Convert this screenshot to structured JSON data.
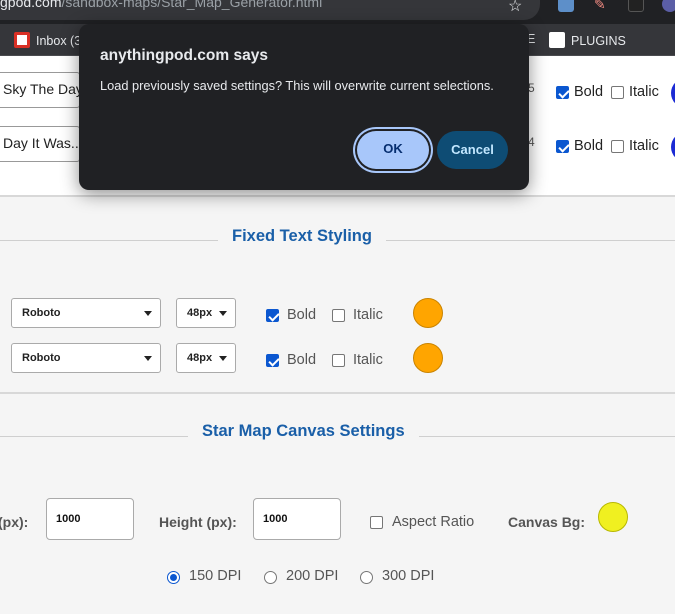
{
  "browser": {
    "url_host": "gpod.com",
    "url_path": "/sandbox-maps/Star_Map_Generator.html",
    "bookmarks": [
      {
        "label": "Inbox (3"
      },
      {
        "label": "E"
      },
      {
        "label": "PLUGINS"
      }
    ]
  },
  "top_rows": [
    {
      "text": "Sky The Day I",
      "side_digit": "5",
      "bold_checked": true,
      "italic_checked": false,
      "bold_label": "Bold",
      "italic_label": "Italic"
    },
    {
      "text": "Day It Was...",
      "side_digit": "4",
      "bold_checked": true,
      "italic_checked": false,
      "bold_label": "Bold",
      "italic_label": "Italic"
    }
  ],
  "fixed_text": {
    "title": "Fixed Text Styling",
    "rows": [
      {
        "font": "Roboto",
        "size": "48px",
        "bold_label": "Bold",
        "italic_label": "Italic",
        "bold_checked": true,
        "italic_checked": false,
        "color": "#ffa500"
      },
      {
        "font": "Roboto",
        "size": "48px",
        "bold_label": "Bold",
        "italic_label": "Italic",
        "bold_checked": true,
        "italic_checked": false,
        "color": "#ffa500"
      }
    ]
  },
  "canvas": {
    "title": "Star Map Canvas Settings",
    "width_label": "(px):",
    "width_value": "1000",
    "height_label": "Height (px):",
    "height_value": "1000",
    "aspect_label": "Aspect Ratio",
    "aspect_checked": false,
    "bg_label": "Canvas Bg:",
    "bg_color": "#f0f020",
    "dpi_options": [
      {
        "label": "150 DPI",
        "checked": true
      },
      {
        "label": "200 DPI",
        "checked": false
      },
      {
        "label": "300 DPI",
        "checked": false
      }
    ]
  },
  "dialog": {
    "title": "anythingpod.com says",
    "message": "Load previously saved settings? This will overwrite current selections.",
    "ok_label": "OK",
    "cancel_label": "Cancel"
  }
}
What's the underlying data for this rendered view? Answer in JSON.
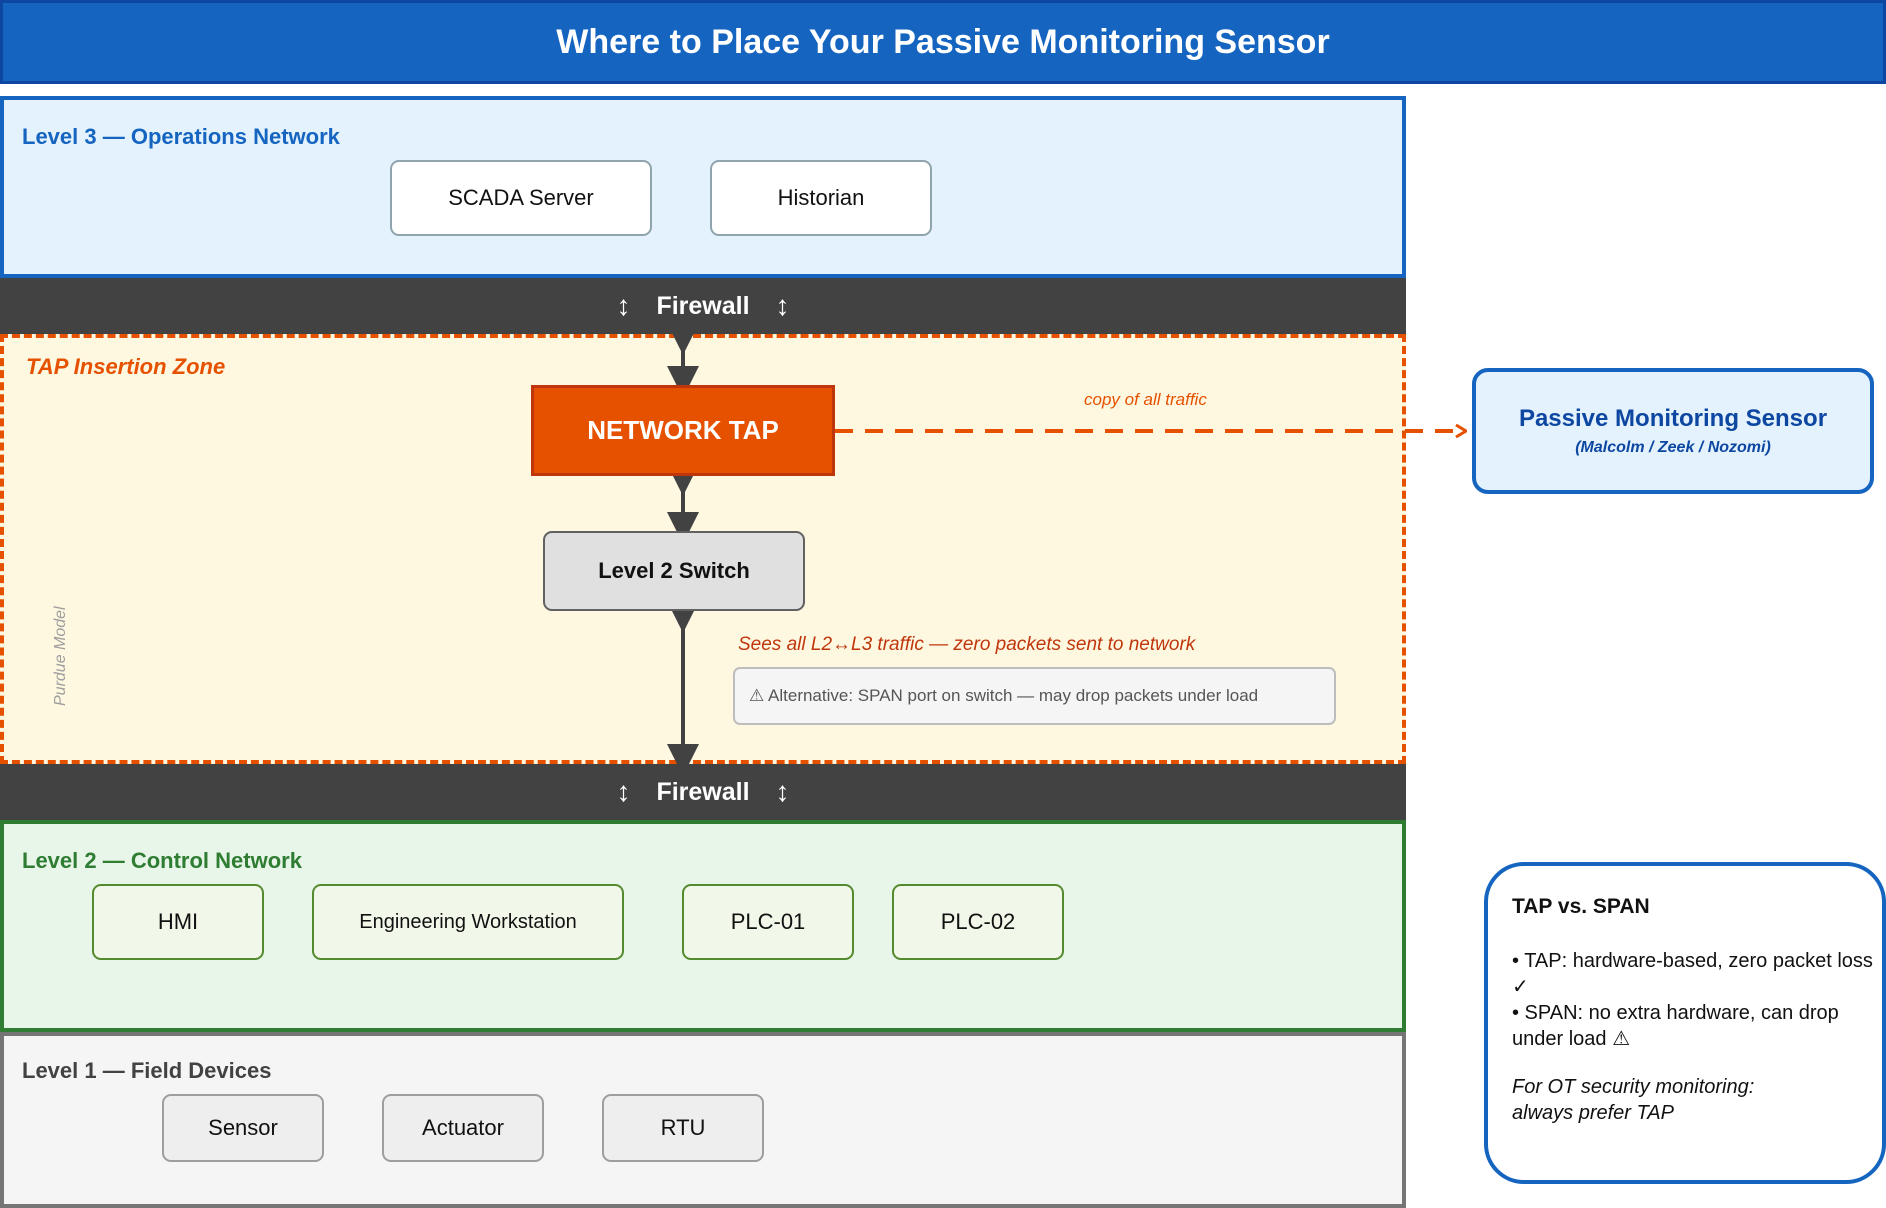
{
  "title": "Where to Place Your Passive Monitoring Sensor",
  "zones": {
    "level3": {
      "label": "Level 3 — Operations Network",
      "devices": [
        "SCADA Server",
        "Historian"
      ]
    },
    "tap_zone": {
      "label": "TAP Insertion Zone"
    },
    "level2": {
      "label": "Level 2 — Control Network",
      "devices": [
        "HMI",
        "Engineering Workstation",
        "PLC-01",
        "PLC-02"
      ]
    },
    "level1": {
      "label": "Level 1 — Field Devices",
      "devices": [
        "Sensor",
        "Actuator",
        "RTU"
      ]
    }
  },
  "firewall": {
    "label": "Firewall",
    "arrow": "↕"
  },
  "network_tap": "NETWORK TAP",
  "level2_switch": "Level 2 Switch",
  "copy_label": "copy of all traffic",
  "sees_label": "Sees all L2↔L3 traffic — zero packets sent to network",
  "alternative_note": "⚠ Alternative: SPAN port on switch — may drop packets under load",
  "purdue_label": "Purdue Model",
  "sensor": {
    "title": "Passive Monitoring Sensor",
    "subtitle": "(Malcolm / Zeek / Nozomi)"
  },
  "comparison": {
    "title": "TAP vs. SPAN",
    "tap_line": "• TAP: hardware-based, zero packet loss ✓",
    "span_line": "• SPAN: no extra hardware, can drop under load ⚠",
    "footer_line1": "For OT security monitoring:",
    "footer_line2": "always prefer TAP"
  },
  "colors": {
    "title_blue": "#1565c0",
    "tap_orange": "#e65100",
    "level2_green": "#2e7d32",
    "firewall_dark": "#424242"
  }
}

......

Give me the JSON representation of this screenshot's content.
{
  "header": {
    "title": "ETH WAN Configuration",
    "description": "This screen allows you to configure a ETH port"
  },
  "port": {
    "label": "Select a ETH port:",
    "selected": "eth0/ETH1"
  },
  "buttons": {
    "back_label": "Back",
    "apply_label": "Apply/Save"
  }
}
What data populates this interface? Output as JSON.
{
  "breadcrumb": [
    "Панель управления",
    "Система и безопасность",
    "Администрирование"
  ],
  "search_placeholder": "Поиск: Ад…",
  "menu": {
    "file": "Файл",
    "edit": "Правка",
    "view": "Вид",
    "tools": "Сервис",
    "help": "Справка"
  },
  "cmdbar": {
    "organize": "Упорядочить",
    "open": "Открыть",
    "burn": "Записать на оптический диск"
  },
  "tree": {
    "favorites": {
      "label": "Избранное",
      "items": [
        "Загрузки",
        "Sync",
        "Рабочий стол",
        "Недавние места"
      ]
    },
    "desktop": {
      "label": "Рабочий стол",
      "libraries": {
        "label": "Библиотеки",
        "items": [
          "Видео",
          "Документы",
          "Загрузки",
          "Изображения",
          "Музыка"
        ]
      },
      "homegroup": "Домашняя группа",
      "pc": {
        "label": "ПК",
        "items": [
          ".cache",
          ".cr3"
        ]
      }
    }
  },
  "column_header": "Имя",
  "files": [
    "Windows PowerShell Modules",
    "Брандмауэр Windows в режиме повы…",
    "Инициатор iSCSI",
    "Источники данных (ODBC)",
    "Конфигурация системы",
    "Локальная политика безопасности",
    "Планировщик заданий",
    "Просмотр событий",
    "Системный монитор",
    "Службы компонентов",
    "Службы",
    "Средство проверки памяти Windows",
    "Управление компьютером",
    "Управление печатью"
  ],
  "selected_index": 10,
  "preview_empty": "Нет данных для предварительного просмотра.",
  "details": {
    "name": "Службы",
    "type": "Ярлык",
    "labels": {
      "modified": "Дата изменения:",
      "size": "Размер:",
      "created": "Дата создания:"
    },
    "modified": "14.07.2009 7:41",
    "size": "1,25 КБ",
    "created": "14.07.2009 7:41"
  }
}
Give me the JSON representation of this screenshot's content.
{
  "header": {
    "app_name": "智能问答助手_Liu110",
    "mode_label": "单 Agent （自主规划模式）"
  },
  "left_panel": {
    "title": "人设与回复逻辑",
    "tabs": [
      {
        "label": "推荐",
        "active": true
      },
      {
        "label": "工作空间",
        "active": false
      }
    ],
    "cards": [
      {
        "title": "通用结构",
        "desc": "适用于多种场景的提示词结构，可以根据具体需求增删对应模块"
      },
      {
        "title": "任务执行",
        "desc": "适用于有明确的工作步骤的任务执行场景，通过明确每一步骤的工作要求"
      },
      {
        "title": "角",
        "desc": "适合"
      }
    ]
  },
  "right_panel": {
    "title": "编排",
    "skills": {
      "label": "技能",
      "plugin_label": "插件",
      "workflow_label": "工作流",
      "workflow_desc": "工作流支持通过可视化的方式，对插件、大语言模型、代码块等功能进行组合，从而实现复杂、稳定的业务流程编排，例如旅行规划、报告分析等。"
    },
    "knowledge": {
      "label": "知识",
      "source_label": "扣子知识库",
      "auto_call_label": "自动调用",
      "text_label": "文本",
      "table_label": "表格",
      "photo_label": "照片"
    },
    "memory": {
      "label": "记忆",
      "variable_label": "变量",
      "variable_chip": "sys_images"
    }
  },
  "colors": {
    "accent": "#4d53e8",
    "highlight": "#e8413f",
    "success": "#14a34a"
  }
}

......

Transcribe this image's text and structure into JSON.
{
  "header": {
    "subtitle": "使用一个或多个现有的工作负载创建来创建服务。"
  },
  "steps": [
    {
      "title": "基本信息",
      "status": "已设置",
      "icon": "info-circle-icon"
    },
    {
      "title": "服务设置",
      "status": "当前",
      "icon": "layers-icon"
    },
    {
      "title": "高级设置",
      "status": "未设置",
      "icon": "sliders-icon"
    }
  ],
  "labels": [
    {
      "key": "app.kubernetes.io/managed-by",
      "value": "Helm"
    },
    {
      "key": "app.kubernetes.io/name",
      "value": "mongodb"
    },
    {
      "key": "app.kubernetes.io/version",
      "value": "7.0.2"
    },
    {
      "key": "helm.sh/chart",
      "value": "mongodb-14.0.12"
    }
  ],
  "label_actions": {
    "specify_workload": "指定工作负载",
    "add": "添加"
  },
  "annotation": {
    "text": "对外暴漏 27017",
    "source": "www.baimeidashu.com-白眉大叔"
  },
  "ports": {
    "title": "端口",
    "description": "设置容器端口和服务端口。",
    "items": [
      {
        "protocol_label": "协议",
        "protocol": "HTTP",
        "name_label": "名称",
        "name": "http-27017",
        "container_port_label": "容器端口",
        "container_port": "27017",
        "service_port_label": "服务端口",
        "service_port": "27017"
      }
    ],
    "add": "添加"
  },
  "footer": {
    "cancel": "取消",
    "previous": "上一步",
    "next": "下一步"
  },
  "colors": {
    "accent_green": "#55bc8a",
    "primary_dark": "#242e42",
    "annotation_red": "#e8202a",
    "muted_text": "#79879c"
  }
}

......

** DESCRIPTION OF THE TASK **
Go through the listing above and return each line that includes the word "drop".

** RESULT **
  "alternative_note": "⚠ Alternative: SPAN port on switch — may drop packets under load",
    "span_line": "• SPAN: no extra hardware, can drop under load ⚠",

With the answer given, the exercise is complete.